True story: when we lived in a ground floor apartment (centuries ago), my husband woke up one night, saw I wasn't there and then found the front door open. He caught up with me half way down the street. "Where are you going, Honey?" "Gotta go to the park, gotta go to the park." "Well, why don't you come back to bed now?" "Oh, okay."
Mr. M. is still traumatized...
Anyway, last year, I signed up for online classes that were interesting and cheerful, and that would take me by the hand and tell me what to do. I put myself on automatic pilot. I got through the last 8 months of Mr. M's life-threatening illness and surgery, stitching away...
...and nobody knew I was sleep walking.
Finally, last week I woke up early in the morning and felt like myself. I mean, I really felt like myself. I went through a list in my head of the day's activities and felt some degree of pleasure and a reason to get out of bed.
I pulled out the Pomegranate Tree Quilt, on which I have been mindlessly stitching French knot leaves in the evening. I spread it out on the bed and examined it, wide awake. Oh my, a whole section of weeds hadn't been finished. I attacked the weeds with determination.
I am now eating healthy (no white sugar or flour), doing a yoga routine every morning, and feeling wide awake and alert. I'm thinking about my artwork again as a body of work.
Indeed, I made myself a journal to finish up all the lettering begun in online classes, so I can get back to fabric and thread. I have a lot of subject matter in my sketchbooks to digest and interpret into fabric.
My new journal begins with a quote by Joshua W. Shank: "Creative people depend on flexibility to an unusual degree, and their personalities show tendencies of thought and action that in most people are segregated. Creative people simply embrace contradictory extremes whereas everyone else learns to develop one or the other."

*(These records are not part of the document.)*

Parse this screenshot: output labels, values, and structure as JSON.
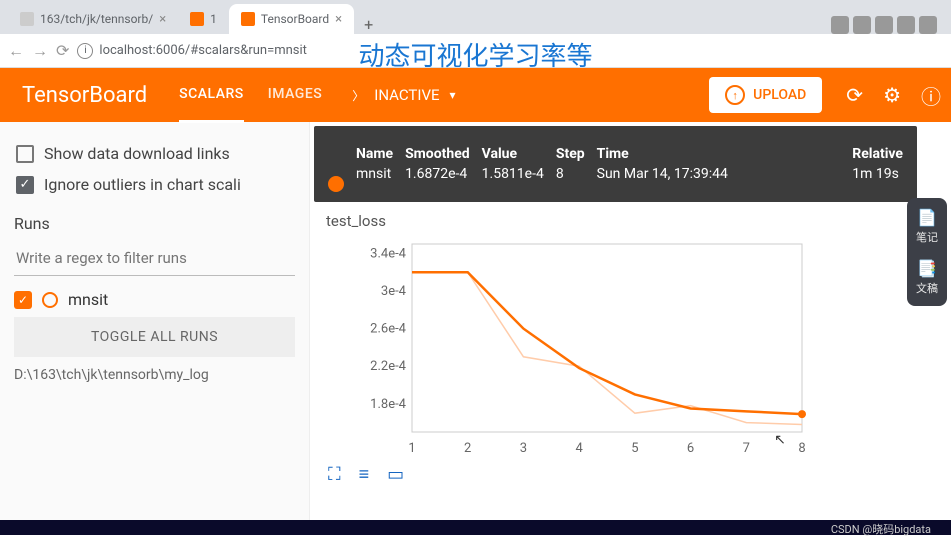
{
  "browser": {
    "tabs": [
      {
        "title": "163/tch/jk/tennsorb/",
        "active": false
      },
      {
        "title": "1",
        "active": false
      },
      {
        "title": "TensorBoard",
        "active": true
      }
    ],
    "url": "localhost:6006/#scalars&run=mnsit"
  },
  "overlay_text": "动态可视化学习率等",
  "header": {
    "logo": "TensorBoard",
    "tabs": [
      {
        "label": "SCALARS",
        "active": true
      },
      {
        "label": "IMAGES",
        "active": false
      }
    ],
    "dropdown": {
      "label": "INACTIVE"
    },
    "upload": "UPLOAD"
  },
  "sidebar": {
    "opt_download": "Show data download links",
    "opt_outliers": "Ignore outliers in chart scali",
    "runs_header": "Runs",
    "filter_placeholder": "Write a regex to filter runs",
    "runs": [
      {
        "name": "mnsit",
        "checked": true
      }
    ],
    "toggle_label": "TOGGLE ALL RUNS",
    "logdir": "D:\\163\\tch\\jk\\tennsorb\\my_log"
  },
  "tooltip": {
    "headers": {
      "name": "Name",
      "smoothed": "Smoothed",
      "value": "Value",
      "step": "Step",
      "time": "Time",
      "relative": "Relative"
    },
    "row": {
      "name": "mnsit",
      "smoothed": "1.6872e-4",
      "value": "1.5811e-4",
      "step": "8",
      "time": "Sun Mar 14, 17:39:44",
      "relative": "1m 19s"
    }
  },
  "card_title_hidden": "test_loss",
  "chart_data": {
    "type": "line",
    "title": "test_loss",
    "x": [
      1,
      2,
      3,
      4,
      5,
      6,
      7,
      8
    ],
    "series": [
      {
        "name": "mnsit_smoothed",
        "values": [
          0.00032,
          0.00032,
          0.00026,
          0.000218,
          0.00019,
          0.000175,
          0.000172,
          0.000169
        ],
        "color": "#ff6f00"
      },
      {
        "name": "mnsit_raw",
        "values": [
          0.00032,
          0.00032,
          0.00023,
          0.00022,
          0.00017,
          0.000178,
          0.00016,
          0.000158
        ],
        "color": "#ffccaa"
      }
    ],
    "xlabel": "",
    "ylabel": "",
    "yticks_labels": [
      "3.4e-4",
      "3e-4",
      "2.6e-4",
      "2.2e-4",
      "1.8e-4"
    ],
    "yticks_values": [
      0.00034,
      0.0003,
      0.00026,
      0.00022,
      0.00018
    ],
    "xlim": [
      1,
      8
    ],
    "ylim": [
      0.00015,
      0.00035
    ]
  },
  "float_widget": {
    "item1": "笔记",
    "item2": "文稿"
  },
  "footer": "CSDN @晓码bigdata"
}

I'm so glad that I woke up to be able to embrace my contradictory extremes!
May you be wide awake as well.